Task: Every entry needs to be printed exactly, please.

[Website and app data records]
######
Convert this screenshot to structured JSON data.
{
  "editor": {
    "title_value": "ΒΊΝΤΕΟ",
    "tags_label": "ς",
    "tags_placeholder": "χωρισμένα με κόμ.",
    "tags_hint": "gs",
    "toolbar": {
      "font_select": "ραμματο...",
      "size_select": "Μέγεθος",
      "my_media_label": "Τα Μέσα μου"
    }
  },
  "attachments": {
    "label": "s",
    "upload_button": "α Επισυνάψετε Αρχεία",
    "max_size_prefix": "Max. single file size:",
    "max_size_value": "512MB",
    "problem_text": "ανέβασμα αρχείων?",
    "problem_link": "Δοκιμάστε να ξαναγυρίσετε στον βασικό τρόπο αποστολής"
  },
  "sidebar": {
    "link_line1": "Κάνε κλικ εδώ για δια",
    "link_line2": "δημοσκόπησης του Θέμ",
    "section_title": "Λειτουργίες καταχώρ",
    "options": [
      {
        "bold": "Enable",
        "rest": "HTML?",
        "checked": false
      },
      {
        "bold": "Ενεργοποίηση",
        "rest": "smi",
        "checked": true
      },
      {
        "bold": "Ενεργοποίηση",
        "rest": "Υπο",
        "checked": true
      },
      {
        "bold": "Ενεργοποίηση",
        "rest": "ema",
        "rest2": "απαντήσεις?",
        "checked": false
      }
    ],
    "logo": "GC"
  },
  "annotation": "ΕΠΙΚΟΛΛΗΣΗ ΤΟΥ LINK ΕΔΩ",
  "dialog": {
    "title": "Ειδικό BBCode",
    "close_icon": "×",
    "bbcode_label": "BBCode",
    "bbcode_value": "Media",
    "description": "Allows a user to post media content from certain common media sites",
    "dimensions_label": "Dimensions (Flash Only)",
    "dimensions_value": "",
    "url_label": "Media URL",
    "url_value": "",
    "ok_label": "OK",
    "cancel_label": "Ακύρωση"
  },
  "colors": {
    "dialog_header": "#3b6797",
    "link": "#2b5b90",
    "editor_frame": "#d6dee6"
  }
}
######
Task output:
Convert this screenshot to structured JSON data.
{
  "editor": {
    "title_value": "ΒΊΝΤΕΟ",
    "tags_label": "ς",
    "tags_placeholder": "χωρισμένα με κόμ.",
    "tags_hint": "gs",
    "toolbar": {
      "font_select": "ραμματο...",
      "size_select": "Μέγεθος",
      "my_media_label": "Τα Μέσα μου"
    }
  },
  "attachments": {
    "label": "s",
    "upload_button": "α Επισυνάψετε Αρχεία",
    "max_size_prefix": "Max. single file size:",
    "max_size_value": "512MB",
    "problem_text": "ανέβασμα αρχείων?",
    "problem_link": "Δοκιμάστε να ξαναγυρίσετε στον βασικό τρόπο αποστολής"
  },
  "sidebar": {
    "link_line1": "Κάνε κλικ εδώ για δια",
    "link_line2": "δημοσκόπησης του Θέμ",
    "section_title": "Λειτουργίες καταχώρ",
    "options": [
      {
        "bold": "Enable",
        "rest": "HTML?",
        "checked": false
      },
      {
        "bold": "Ενεργοποίηση",
        "rest": "smi",
        "checked": true
      },
      {
        "bold": "Ενεργοποίηση",
        "rest": "Υπο",
        "checked": true
      },
      {
        "bold": "Ενεργοποίηση",
        "rest": "ema",
        "rest2": "απαντήσεις?",
        "checked": false
      }
    ],
    "logo": "GC"
  },
  "annotation": "ΕΠΙΚΟΛΛΗΣΗ ΤΟΥ LINK ΕΔΩ",
  "dialog": {
    "title": "Ειδικό BBCode",
    "close_icon": "×",
    "bbcode_label": "BBCode",
    "bbcode_value": "Media",
    "description": "Allows a user to post media content from certain common media sites",
    "dimensions_label": "Dimensions (Flash Only)",
    "dimensions_value": "",
    "url_label": "Media URL",
    "url_value": "",
    "ok_label": "OK",
    "cancel_label": "Ακύρωση"
  },
  "colors": {
    "dialog_header": "#3b6797",
    "link": "#2b5b90",
    "editor_frame": "#d6dee6"
  }
}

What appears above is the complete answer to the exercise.